→ **Exercise directions**:
The required result is a copy of each line below in which "Customer" appears.

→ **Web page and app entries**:

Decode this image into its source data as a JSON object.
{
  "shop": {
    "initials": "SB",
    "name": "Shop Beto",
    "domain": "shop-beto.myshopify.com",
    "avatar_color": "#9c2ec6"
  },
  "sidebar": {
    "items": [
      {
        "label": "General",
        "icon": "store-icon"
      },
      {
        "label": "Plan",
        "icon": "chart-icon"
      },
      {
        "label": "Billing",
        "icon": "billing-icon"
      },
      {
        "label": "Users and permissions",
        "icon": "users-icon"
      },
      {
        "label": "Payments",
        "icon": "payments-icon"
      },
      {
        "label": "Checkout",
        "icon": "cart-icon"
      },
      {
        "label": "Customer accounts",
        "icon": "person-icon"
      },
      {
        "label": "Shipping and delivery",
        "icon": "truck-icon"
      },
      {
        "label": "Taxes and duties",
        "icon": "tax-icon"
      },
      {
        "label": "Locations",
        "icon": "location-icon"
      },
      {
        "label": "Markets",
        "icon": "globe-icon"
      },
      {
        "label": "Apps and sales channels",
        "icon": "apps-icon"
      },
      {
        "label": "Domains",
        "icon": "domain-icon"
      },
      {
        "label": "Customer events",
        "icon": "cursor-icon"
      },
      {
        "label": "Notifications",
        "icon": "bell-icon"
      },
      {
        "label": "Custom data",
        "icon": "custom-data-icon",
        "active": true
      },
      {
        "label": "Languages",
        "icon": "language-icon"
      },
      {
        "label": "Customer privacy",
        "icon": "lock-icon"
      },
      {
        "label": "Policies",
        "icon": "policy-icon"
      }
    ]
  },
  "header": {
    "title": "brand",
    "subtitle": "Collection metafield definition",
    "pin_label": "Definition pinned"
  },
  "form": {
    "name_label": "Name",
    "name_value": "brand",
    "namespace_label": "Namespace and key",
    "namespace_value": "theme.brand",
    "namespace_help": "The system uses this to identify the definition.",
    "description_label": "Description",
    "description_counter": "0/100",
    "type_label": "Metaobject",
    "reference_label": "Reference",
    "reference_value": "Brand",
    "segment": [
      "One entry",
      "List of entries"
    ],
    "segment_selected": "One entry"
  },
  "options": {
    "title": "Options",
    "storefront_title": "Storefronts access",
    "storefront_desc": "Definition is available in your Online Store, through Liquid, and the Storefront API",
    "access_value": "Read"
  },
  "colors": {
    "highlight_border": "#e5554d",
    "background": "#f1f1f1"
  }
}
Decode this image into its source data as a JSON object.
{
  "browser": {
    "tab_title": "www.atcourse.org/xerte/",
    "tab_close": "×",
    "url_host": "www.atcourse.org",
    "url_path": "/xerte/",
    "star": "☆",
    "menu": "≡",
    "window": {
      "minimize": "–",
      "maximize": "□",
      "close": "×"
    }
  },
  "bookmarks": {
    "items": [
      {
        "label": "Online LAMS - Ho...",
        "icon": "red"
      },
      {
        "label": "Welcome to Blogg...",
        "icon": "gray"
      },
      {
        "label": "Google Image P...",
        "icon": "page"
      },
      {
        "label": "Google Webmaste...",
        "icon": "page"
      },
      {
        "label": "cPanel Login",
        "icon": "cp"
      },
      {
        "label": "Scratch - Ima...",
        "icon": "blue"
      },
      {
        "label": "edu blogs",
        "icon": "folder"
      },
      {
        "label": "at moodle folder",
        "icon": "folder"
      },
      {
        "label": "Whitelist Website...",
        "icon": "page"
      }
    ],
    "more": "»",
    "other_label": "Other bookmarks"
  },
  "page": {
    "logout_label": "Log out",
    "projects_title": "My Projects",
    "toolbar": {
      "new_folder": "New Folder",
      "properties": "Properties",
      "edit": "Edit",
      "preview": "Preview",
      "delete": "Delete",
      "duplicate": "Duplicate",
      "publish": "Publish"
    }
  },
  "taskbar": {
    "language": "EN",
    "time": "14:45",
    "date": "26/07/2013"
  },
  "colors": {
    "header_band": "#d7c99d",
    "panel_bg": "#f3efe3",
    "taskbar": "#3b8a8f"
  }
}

→ **Exercise answer**:
        "label": "Customer accounts",
        "label": "Customer events",
        "label": "Customer privacy",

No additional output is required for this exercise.